If you give them the opportunity, many of these college students will be ready to lead and serve now.

If you give them the opportunity, many of these college students will be ready to lead and serve now. I’m sure the leader of the children’s ministry would love a few new volunteers! Is your church running a community cleanup downtown? Invite the college students. Want to grow the body of Christ on campus? Help a student facilitate a bible study there.

Despite what fog machines and lasers may indicate, this generation is less interested in being entertained than they are about making a difference. Grant Skeldon, founder of Initiative Network and author of The Passion Generation, explains that young adults aren’t sticking around the church, “because it wouldn’t really matter if they did or didn’t. They don’t own anything. Nothing is on the line if they’re absent.”

A church that wants to be part of raising up the next generation must include young adults in meaningful kingdom-work. That means discipling them.


Discipleship. That word can be intimidating, but Mark Dever succinctly explains that discipleship is simply about “doing life together with other people as you all journey toward Christ.”

You don’t need to be relevant to disciple college students. You need to be real, and you need to care.

You don’t need to be relevant to disciple college students. You need to be real, and you need to care. College students don’t need a discipler who wears the right clothes or listens to the latest music. They need someone who has committed their life to Christ and faithfully seeks to follow him in their church, family, workplace, and community. Here are two easy ways to invite college students into your life.

Open your home. Simply by being an adult, you have something crucial to offer a college student during their time at school: a home. You have a home with meals, whether they consist of a family meatloaf recipe or takeout Chinese. You have a home with a couch, and it doesn’t matter if it’s lumpy and stained or fancy with reclining seats. You have a home with someone in it who will listen to them, and it doesn’t matter if you graduated college a few years ago or never attended. Creating a relationship with the college student showing up in your congregation begins simply by opening your home and showing you care.

Open your calendar. To continue discipling college students, share your life with them. Instead of making room on your calendar, invite them to be part of your calendar. Aside from meals, invite them to the corn maze you’re taking the kids to. If possible, let them visit you at work. Let them know you’d love to see them at your kid’s soccer game. Are sycamore trees making a mess of your yard? Have them come over to rake them with you. Sure, the college student is free labor, but the time spent raking the yard is real, everyday life that naturally lends itself to conversation.

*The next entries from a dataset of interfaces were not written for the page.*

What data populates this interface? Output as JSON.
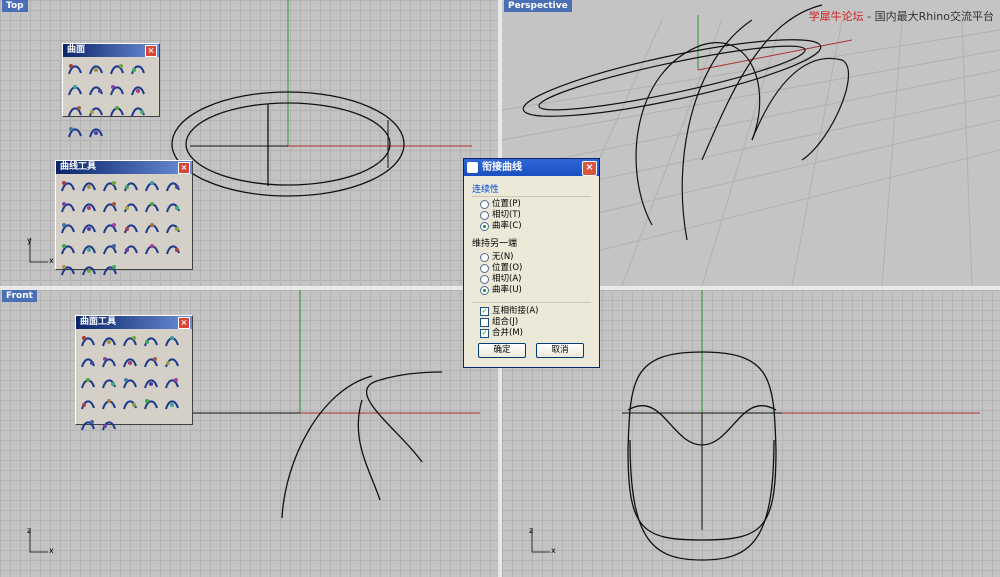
{
  "watermark": {
    "brand": "学犀牛论坛",
    "sep": " - ",
    "tagline": "国内最大Rhino交流平台"
  },
  "viewports": {
    "top": {
      "label": "Top",
      "axis_y": "y",
      "axis_x": "x"
    },
    "perspective": {
      "label": "Perspective"
    },
    "front": {
      "label": "Front",
      "axis_z": "z",
      "axis_x": "x"
    },
    "right": {
      "axis_z": "z",
      "axis_x": "x"
    }
  },
  "toolbars": {
    "surface": {
      "title": "曲面",
      "icons": [
        "surface-corner-icon",
        "surface-plane-icon",
        "sphere-icon",
        "grid-plane-icon",
        "surface-edge-icon",
        "surface-points-icon",
        "surface-shape-icon",
        "loft-icon",
        "revolve-icon",
        "rail-icon",
        "extrude-icon",
        "patch-icon",
        "network-icon",
        "box-icon"
      ]
    },
    "curve_tools": {
      "title": "曲线工具",
      "icons": [
        "curve-fillet-icon",
        "curve-chamfer-icon",
        "blend-icon",
        "curve-adjust-icon",
        "curve-match-icon",
        "curve-offset-icon",
        "curve-extend-icon",
        "curve-join-icon",
        "curve-split-icon",
        "curve-trim-icon",
        "curve-rebuild-icon",
        "curve-fit-icon",
        "curve-degree-icon",
        "curve-fair-icon",
        "curve-smooth-icon",
        "curve-points-icon",
        "curve-weight-icon",
        "curve-kink-icon",
        "curve-refit-icon",
        "curve-insert-icon",
        "curve-remove-icon",
        "curve-handle-icon",
        "curve-seam-icon",
        "curve-direction-icon",
        "curve-analyze-icon",
        "curve-misc-icon",
        "curve-select-icon"
      ]
    },
    "surface_tools": {
      "title": "曲面工具",
      "icons": [
        "srf-fillet-icon",
        "srf-chamfer-icon",
        "srf-blend-icon",
        "srf-offset-icon",
        "srf-extend-icon",
        "srf-match-icon",
        "srf-merge-icon",
        "srf-join-icon",
        "srf-split-icon",
        "srf-trim-icon",
        "srf-rebuild-icon",
        "srf-fit-icon",
        "srf-degree-icon",
        "srf-edge-icon",
        "srf-shrink-icon",
        "srf-untrim-icon",
        "srf-points-icon",
        "srf-smooth-icon",
        "srf-adjust-icon",
        "srf-analyze-icon",
        "srf-tools-icon",
        "srf-extra-icon"
      ]
    }
  },
  "dialog": {
    "title": "衔接曲线",
    "continuity_label": "连续性",
    "continuity_options": [
      "位置(P)",
      "相切(T)",
      "曲率(C)"
    ],
    "continuity_selected": 2,
    "maintain_label": "维持另一端",
    "maintain_options": [
      "无(N)",
      "位置(O)",
      "相切(A)",
      "曲率(U)"
    ],
    "maintain_selected": 3,
    "checkboxes": [
      {
        "label": "互相衔接(A)",
        "checked": true
      },
      {
        "label": "组合(J)",
        "checked": false
      },
      {
        "label": "合并(M)",
        "checked": true
      }
    ],
    "ok_label": "确定",
    "cancel_label": "取消"
  },
  "colors": {
    "x_axis": "#b03030",
    "y_axis": "#2a9a2a",
    "curve": "#111111",
    "accent": "#4b6fb6"
  }
}
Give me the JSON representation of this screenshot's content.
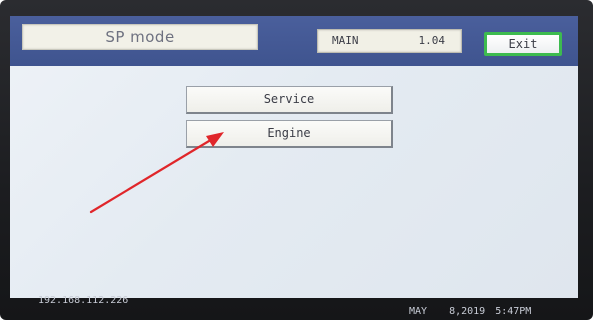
{
  "header": {
    "mode_title": "SP mode",
    "version_label": "MAIN",
    "version_value": "1.04",
    "exit_label": "Exit"
  },
  "menu": {
    "items": [
      {
        "label": "Service"
      },
      {
        "label": "Engine"
      }
    ]
  },
  "footer": {
    "ip_address": "192.168.112.226",
    "date_month": "MAY",
    "date_day_year": "8,2019",
    "time": "5:47PM"
  },
  "colors": {
    "header_bar": "#3f548f",
    "screen_background": "#e4ebf2",
    "exit_border": "#3dbb4f",
    "annotation_arrow": "#e0262a"
  },
  "annotation": {
    "type": "arrow",
    "target": "menu-button-engine"
  }
}
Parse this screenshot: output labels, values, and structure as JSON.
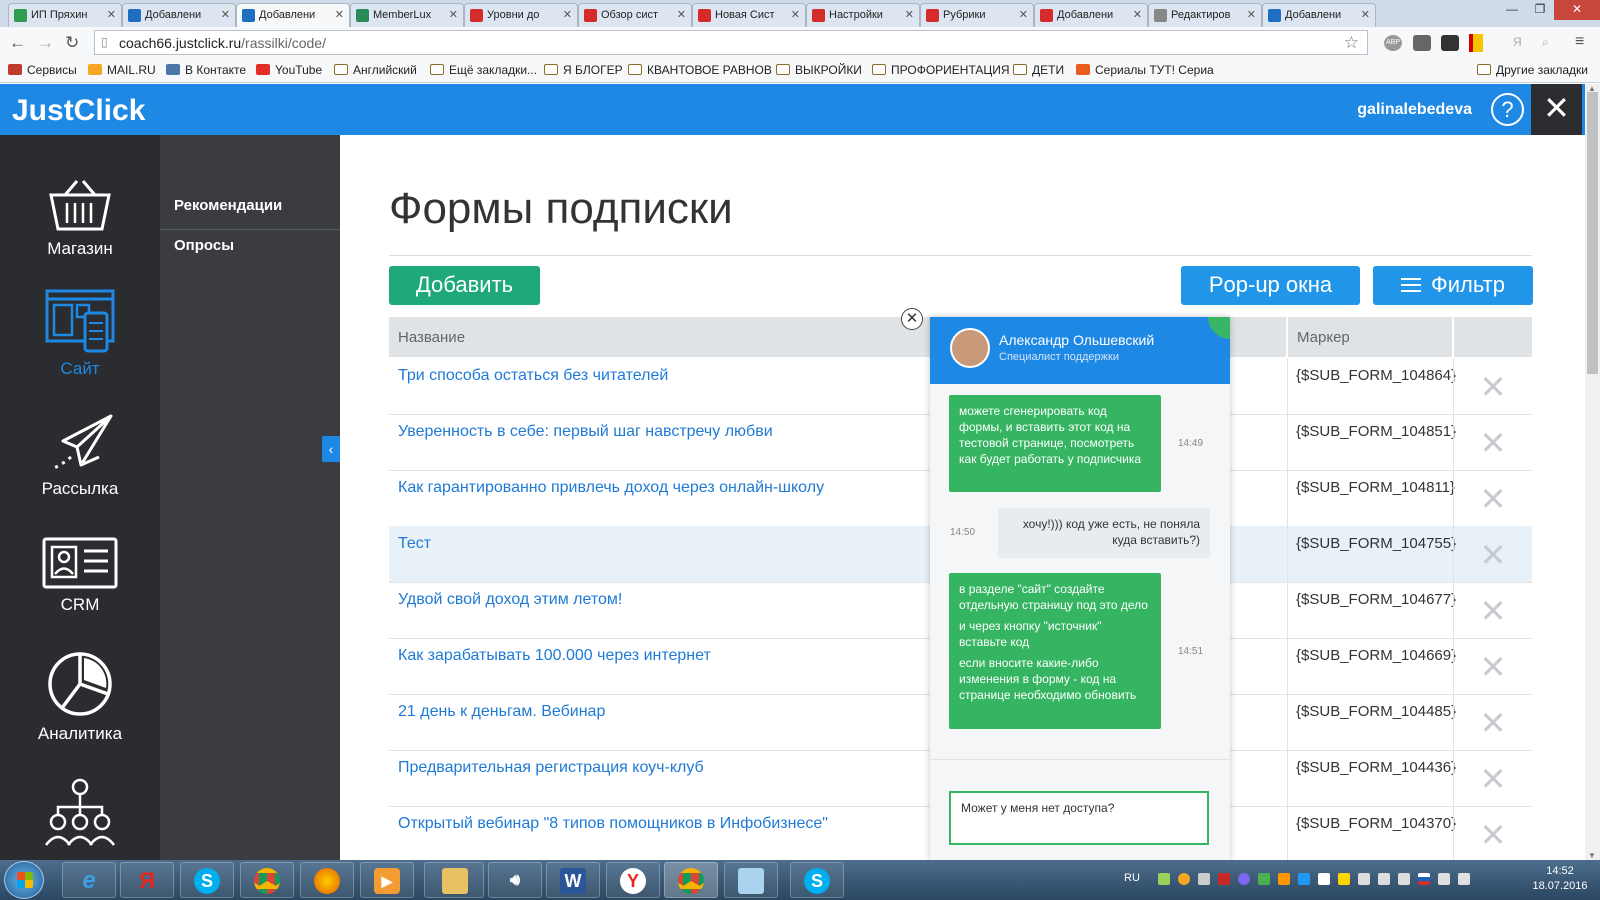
{
  "browser": {
    "tabs": [
      {
        "title": "ИП Пряхин",
        "color": "#2e9d4f"
      },
      {
        "title": "Добавлени",
        "color": "#1e6fbf"
      },
      {
        "title": "Добавлени",
        "color": "#1e6fbf",
        "active": true
      },
      {
        "title": "MemberLux",
        "color": "#2a8a5a"
      },
      {
        "title": "Уровни до",
        "color": "#d62b2b"
      },
      {
        "title": "Обзор сист",
        "color": "#d62b2b"
      },
      {
        "title": "Новая Сист",
        "color": "#d62b2b"
      },
      {
        "title": "Настройки",
        "color": "#d62b2b"
      },
      {
        "title": "Рубрики",
        "color": "#d62b2b"
      },
      {
        "title": "Добавлени",
        "color": "#d62b2b"
      },
      {
        "title": "Редактиров",
        "color": "#888888"
      },
      {
        "title": "Добавлени",
        "color": "#1e6fbf"
      }
    ],
    "url_host": "coach66.justclick.ru",
    "url_path": "/rassilki/code/",
    "bookmarks": [
      {
        "label": "Сервисы",
        "icon": "apps-icon"
      },
      {
        "label": "MAIL.RU",
        "icon": "mailru-icon"
      },
      {
        "label": "В Контакте",
        "icon": "vk-icon"
      },
      {
        "label": "YouTube",
        "icon": "youtube-icon"
      },
      {
        "label": "Английский",
        "icon": "folder-icon"
      },
      {
        "label": "Ещё закладки...",
        "icon": "folder-icon"
      },
      {
        "label": "Я БЛОГЕР",
        "icon": "folder-icon"
      },
      {
        "label": "КВАНТОВОЕ РАВНОВ",
        "icon": "folder-icon"
      },
      {
        "label": "ВЫКРОЙКИ",
        "icon": "folder-icon"
      },
      {
        "label": "ПРОФОРИЕНТАЦИЯ",
        "icon": "folder-icon"
      },
      {
        "label": "ДЕТИ",
        "icon": "folder-icon"
      },
      {
        "label": "Сериалы ТУТ! Сериа",
        "icon": "bookmark-icon"
      }
    ],
    "other_bookmarks": "Другие закладки"
  },
  "app": {
    "logo": "JustClick",
    "user": "galinalebedeva",
    "help": "?",
    "close": "✕",
    "brand_color": "#1e88e5"
  },
  "sidebar": {
    "items": [
      {
        "label": "Магазин",
        "icon": "basket-icon"
      },
      {
        "label": "Сайт",
        "icon": "site-icon",
        "active": true
      },
      {
        "label": "Рассылка",
        "icon": "paper-plane-icon"
      },
      {
        "label": "CRM",
        "icon": "contact-card-icon"
      },
      {
        "label": "Аналитика",
        "icon": "pie-chart-icon"
      },
      {
        "label": "",
        "icon": "team-icon"
      }
    ]
  },
  "subnav": {
    "items": [
      "Рекомендации",
      "Опросы"
    ]
  },
  "main": {
    "title": "Формы подписки",
    "add_button": "Добавить",
    "popup_button": "Pop-up окна",
    "filter_button": "Фильтр",
    "table": {
      "headers": {
        "name": "Название",
        "marker": "Маркер"
      },
      "rows": [
        {
          "name": "Три способа остаться без читателей",
          "marker": "{$SUB_FORM_104864}"
        },
        {
          "name": "Уверенность в себе: первый шаг навстречу любви",
          "marker": "{$SUB_FORM_104851}"
        },
        {
          "name": "Как гарантированно привлечь доход через онлайн-школу",
          "marker": "{$SUB_FORM_104811}"
        },
        {
          "name": "Тест",
          "marker": "{$SUB_FORM_104755}",
          "highlighted": true
        },
        {
          "name": "Удвой свой доход этим летом!",
          "marker": "{$SUB_FORM_104677}"
        },
        {
          "name": "Как зарабатывать 100.000 через интернет",
          "marker": "{$SUB_FORM_104669}"
        },
        {
          "name": "21 день к деньгам. Вебинар",
          "marker": "{$SUB_FORM_104485}"
        },
        {
          "name": "Предварительная регистрация коуч-клуб",
          "marker": "{$SUB_FORM_104436}"
        },
        {
          "name": "Открытый вебинар \"8 типов помощников в Инфобизнесе\"",
          "marker": "{$SUB_FORM_104370}"
        }
      ]
    }
  },
  "chat": {
    "agent_name": "Александр Ольшевский",
    "agent_role": "Специалист поддержки",
    "messages": [
      {
        "from": "agent",
        "text": "можете сгенерировать код формы, и вставить этот код на тестовой странице, посмотреть как будет работать у подписчика",
        "time": "14:49"
      },
      {
        "from": "user",
        "text": "хочу!))) код уже есть, не поняла куда вставить?)",
        "time": "14:50"
      },
      {
        "from": "agent",
        "text1": "в разделе \"сайт\" создайте отдельную страницу под это дело",
        "text2": "и через кнопку \"источник\" вставьте код",
        "text3": "если вносите какие-либо изменения в форму - код на странице необходимо обновить",
        "time": "14:51"
      }
    ],
    "input_value": "Может у меня нет доступа?"
  },
  "taskbar": {
    "lang": "RU",
    "time": "14:52",
    "date": "18.07.2016"
  }
}
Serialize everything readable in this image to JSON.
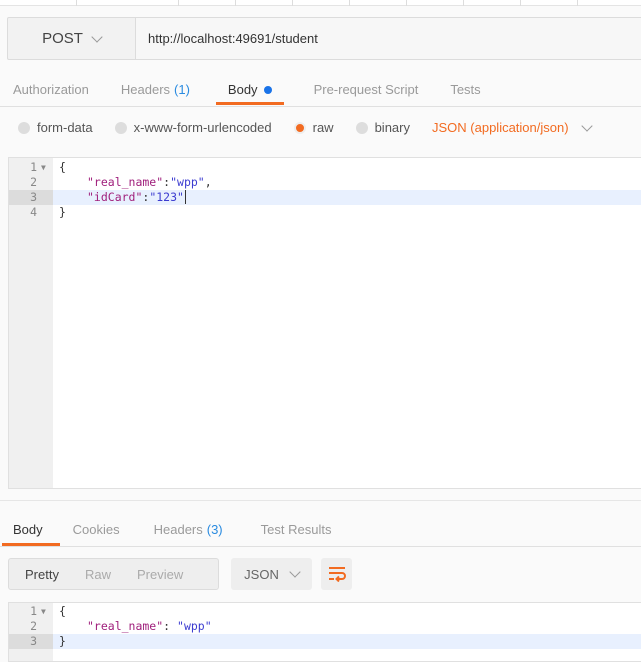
{
  "request": {
    "method": "POST",
    "url": "http://localhost:49691/student"
  },
  "request_tabs": [
    {
      "label": "Authorization"
    },
    {
      "label": "Headers",
      "count": "(1)"
    },
    {
      "label": "Body",
      "active": true
    },
    {
      "label": "Pre-request Script"
    },
    {
      "label": "Tests"
    }
  ],
  "body_modes": [
    {
      "label": "form-data",
      "selected": false
    },
    {
      "label": "x-www-form-urlencoded",
      "selected": false
    },
    {
      "label": "raw",
      "selected": true
    },
    {
      "label": "binary",
      "selected": false
    }
  ],
  "content_type": "JSON (application/json)",
  "request_body": {
    "lines": [
      "1",
      "2",
      "3",
      "4"
    ],
    "l1": "{",
    "l2k": "\"real_name\"",
    "l2s": "\"wpp\"",
    "l3k": "\"idCard\"",
    "l3s": "\"123\"",
    "l4": "}",
    "colon": ":",
    "comma": ","
  },
  "response_tabs": [
    {
      "label": "Body",
      "active": true
    },
    {
      "label": "Cookies"
    },
    {
      "label": "Headers",
      "count": "(3)"
    },
    {
      "label": "Test Results"
    }
  ],
  "view_modes": [
    "Pretty",
    "Raw",
    "Preview"
  ],
  "format": "JSON",
  "response_body": {
    "lines": [
      "1",
      "2",
      "3"
    ],
    "l1": "{",
    "l2k": "\"real_name\"",
    "l2s": "\"wpp\"",
    "l3": "}",
    "colon": ": "
  },
  "colors": {
    "accent": "#f26b21",
    "count": "#2a8be0"
  },
  "icons": [
    "chevron-down-icon",
    "wrap-lines-icon",
    "fold-arrow-icon"
  ]
}
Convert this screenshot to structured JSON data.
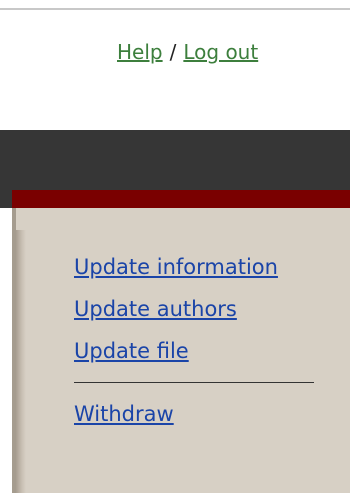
{
  "header": {
    "help_label": "Help",
    "separator": "/",
    "logout_label": "Log out"
  },
  "actions": {
    "update_information": "Update information",
    "update_authors": "Update authors",
    "update_file": "Update file",
    "withdraw": "Withdraw"
  },
  "colors": {
    "link_green": "#3d7f3d",
    "link_blue": "#1a44a8",
    "dark_bar": "#363636",
    "accent_red": "#7a0000",
    "panel_bg": "#d7d0c5"
  }
}
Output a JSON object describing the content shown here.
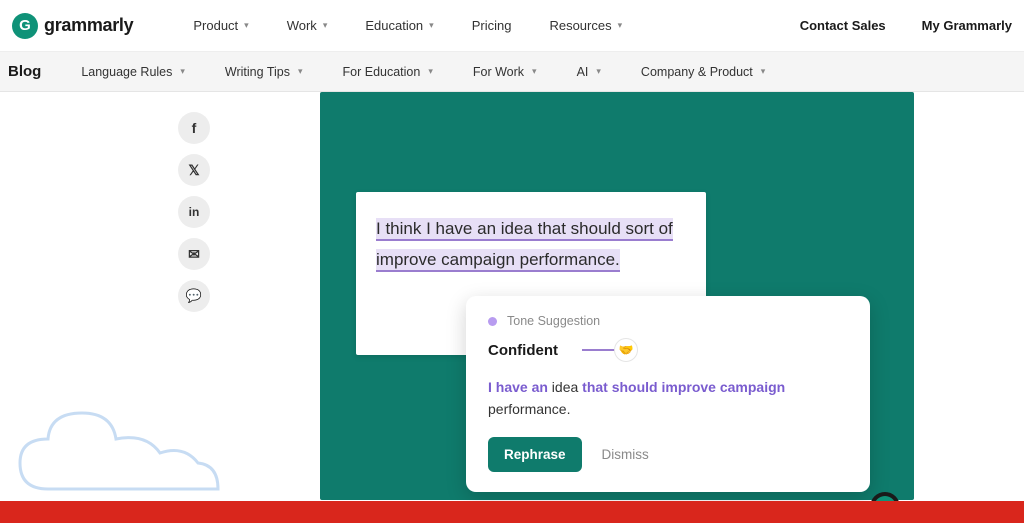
{
  "logo": {
    "glyph": "G",
    "text": "grammarly"
  },
  "topnav": [
    {
      "label": "Product",
      "has_chev": true
    },
    {
      "label": "Work",
      "has_chev": true
    },
    {
      "label": "Education",
      "has_chev": true
    },
    {
      "label": "Pricing",
      "has_chev": false
    },
    {
      "label": "Resources",
      "has_chev": true
    }
  ],
  "topnav_right": [
    {
      "label": "Contact Sales"
    },
    {
      "label": "My Grammarly"
    }
  ],
  "subnav": {
    "heading": "Blog",
    "items": [
      {
        "label": "Language Rules"
      },
      {
        "label": "Writing Tips"
      },
      {
        "label": "For Education"
      },
      {
        "label": "For Work"
      },
      {
        "label": "AI"
      },
      {
        "label": "Company & Product"
      }
    ]
  },
  "share": {
    "facebook": "f",
    "x": "𝕏",
    "linkedin": "in",
    "email": "✉",
    "messenger": "💬"
  },
  "hero": {
    "snippet": "I think I have an idea that should sort of improve campaign performance.",
    "suggestion": {
      "type_label": "Tone Suggestion",
      "title": "Confident",
      "emoji": "🤝",
      "rewrite_pre": "I have an",
      "rewrite_mid": " idea ",
      "rewrite_post1": "that should improve campaign",
      "rewrite_post2": " performance.",
      "rephrase": "Rephrase",
      "dismiss": "Dismiss"
    }
  },
  "colors": {
    "brand_green": "#0f7b6c",
    "accent_green": "#0f9278",
    "purple": "#7a5ccf",
    "red": "#d9261c"
  }
}
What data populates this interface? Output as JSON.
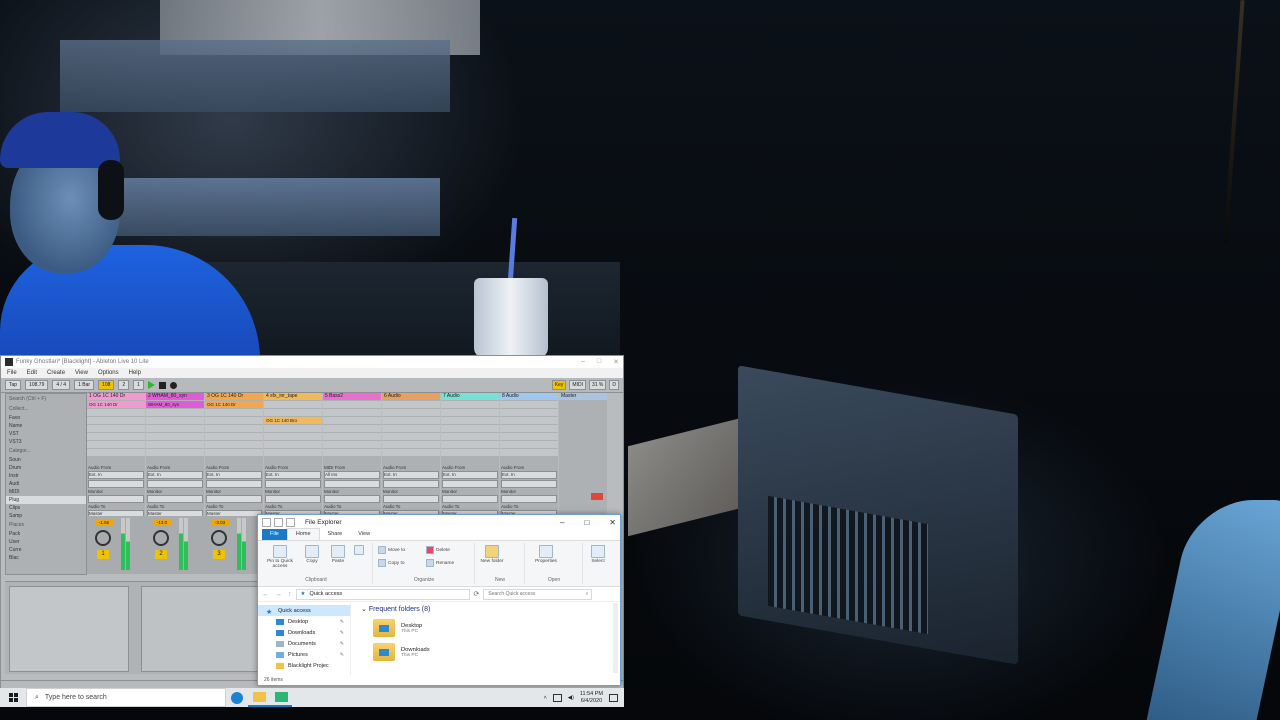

In all of these activities, live out your Christian life. Hard moments and questions may arise, but these college students are craving meaningful adult interaction, and discipleship, as Mark Dever says, “is not that complicated.” But it is easy to overlook.

Don’t overlook college students. Open your home to them. Open your calendar to them. Disciple them. And watch what God does.

Tony Beard is a student affairs professional who has worked in the college setting for the past decade. He holds an MA in Counseling in Higher Education from the University of Delaware and is currently the staff advisor for his college’s Christian Student Fellowship. Tony is married to Angela, has two children, and is a member of Mount Calvary Church in Elizabethtown, PA. You can follow him on Twitter.